The safe door can be a weak spot on a safe if it is made of thin metal. This makes the burglar’s job easier and all they need is a pry bar or crow bar to pry open the door. The thicker the door, the harder it will be to pry open. Look for a safe with a U.L. listing of (RSC) Residential Security Container or higher if you want better burglar resistance.
If you are storing anything of high value (over $30,000 in content value) in your safe, then you might want to look for one that has a TL-15 or TL-30 Underwriters Laboratories Inc. (U.L.) rating. If it has a U.L. TL-15 rating, it means that it was tested for resistance to an attack using common hand tools, drills, punches, hammers, and pressure applying devices for a net time of 15 minutes. The U.L. TL-30 rating has the same requirements except during the test a few more tools are used and it resisted the attack for a net time of 30 minutes. You can read more about what the different burglar ratings here.
Since all metals burn at certain temperatures, torching devices or explosives can be used to get inside a safe. Not only would this take a lot of time but there would be a lot of heat and smoke from burning metal to make it likely of it happening. The odds of the burglar blowing up your safe or someone dragging a plasma cutter into your home to cut a hole in your safe isn’t very likely.
When you are searching for the right safe, you want to remember that all of them are NOT burglar proof but they can be burglar resistant. Finding a safe that has a U.L. TL-15 or U.L. TL-30 rating, a steel hardened plate behind the door, glass re-lockers, and a thick steel door will keep most everyone out that shouldn’t be in there. Bolting the safe to the floor or ground is absolutely recommended to help keep it in your home. Not storing your safe combination near the safe or in your home will help keep your safe safe When selecting a burglar safe, remember that if it doesn’t have a fire rating, it will not protect anything inside from a fire and the contents will be destroyed. It is better to purchase a Burglar Fire Safe if you want the advantage of both ratings.
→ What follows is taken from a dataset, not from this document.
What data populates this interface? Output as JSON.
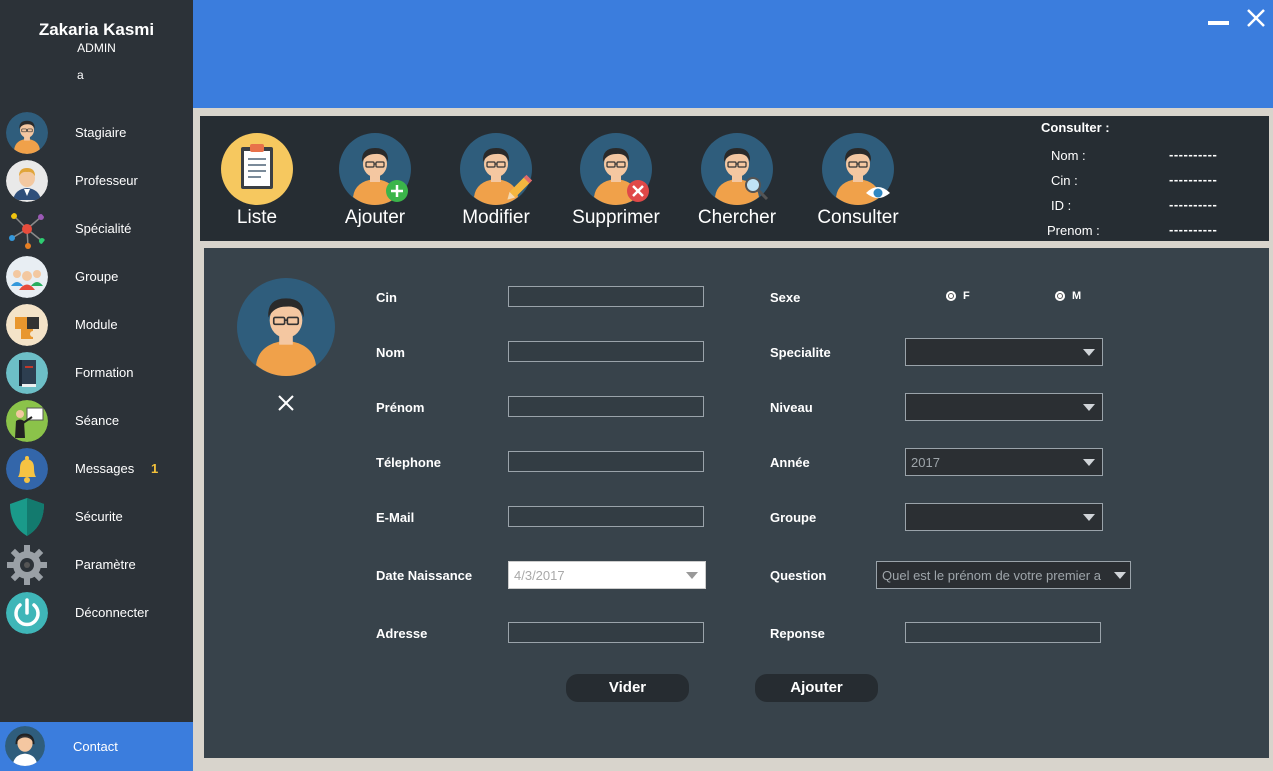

The AMSEC CE18144 High Security Burglar Fire Safe has all these options and more along with a 2 hour fire rating and is one of the better safes manufactured today. These extra options may cost a bit more, but the added peace of mind is worth the extra money.